- _Task directions_:
Whenever a line in the data holds the string "ВИСТАВКА", pull that line out.

════════

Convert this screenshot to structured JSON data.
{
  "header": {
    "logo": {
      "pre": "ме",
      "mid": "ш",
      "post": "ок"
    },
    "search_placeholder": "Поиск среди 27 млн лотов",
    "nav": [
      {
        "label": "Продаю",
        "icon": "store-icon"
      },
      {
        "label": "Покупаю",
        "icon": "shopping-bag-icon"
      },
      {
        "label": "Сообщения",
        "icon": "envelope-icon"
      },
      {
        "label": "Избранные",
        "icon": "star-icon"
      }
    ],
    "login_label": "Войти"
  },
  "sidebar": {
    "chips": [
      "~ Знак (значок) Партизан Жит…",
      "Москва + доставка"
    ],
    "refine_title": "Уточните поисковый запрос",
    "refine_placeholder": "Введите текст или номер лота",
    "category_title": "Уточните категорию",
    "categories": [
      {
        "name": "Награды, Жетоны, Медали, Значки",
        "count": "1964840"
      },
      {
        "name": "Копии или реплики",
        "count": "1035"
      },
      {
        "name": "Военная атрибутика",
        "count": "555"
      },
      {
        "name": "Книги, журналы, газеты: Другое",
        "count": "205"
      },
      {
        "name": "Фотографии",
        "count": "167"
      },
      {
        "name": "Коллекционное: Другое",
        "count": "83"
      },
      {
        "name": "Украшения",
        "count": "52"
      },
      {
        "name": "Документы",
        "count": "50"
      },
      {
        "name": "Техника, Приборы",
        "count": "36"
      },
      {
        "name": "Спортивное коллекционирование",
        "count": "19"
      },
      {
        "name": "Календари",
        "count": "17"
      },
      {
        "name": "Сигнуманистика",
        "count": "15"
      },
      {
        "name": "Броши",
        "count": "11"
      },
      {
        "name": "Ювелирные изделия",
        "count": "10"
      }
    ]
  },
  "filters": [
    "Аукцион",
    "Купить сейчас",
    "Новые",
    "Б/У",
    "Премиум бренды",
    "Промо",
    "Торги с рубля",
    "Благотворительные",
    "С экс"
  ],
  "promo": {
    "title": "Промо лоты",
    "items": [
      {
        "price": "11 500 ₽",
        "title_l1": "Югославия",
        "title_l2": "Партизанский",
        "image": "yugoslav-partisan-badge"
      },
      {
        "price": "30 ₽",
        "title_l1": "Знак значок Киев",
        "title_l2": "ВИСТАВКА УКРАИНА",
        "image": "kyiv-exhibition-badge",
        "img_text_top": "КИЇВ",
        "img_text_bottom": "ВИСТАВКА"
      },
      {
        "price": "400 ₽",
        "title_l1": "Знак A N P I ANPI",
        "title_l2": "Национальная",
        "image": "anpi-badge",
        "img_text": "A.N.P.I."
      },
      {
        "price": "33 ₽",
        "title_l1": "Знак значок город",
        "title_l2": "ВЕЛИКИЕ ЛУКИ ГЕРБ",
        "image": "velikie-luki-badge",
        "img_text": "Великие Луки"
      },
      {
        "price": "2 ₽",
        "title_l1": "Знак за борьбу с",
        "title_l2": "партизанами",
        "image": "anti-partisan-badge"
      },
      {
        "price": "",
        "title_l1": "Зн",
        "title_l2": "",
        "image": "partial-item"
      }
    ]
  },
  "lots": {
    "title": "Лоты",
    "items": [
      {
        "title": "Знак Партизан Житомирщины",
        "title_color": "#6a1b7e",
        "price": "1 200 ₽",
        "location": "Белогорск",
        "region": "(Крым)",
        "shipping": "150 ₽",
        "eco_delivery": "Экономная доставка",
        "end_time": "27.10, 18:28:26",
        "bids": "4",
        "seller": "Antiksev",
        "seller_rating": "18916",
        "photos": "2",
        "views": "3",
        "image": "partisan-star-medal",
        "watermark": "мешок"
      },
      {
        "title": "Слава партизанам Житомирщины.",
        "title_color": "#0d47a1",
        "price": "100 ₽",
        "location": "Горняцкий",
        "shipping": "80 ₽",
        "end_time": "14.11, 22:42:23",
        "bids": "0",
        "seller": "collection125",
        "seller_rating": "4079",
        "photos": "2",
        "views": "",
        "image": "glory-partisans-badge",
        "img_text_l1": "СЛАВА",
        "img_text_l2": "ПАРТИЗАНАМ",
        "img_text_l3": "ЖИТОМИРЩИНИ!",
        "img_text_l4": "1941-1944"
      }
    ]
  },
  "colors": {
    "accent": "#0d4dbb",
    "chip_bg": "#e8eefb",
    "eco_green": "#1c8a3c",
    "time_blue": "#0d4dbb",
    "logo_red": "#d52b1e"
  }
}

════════

- _Your solution_:
        "title_l2": "ВИСТАВКА УКРАИНА",
        "img_text_bottom": "ВИСТАВКА"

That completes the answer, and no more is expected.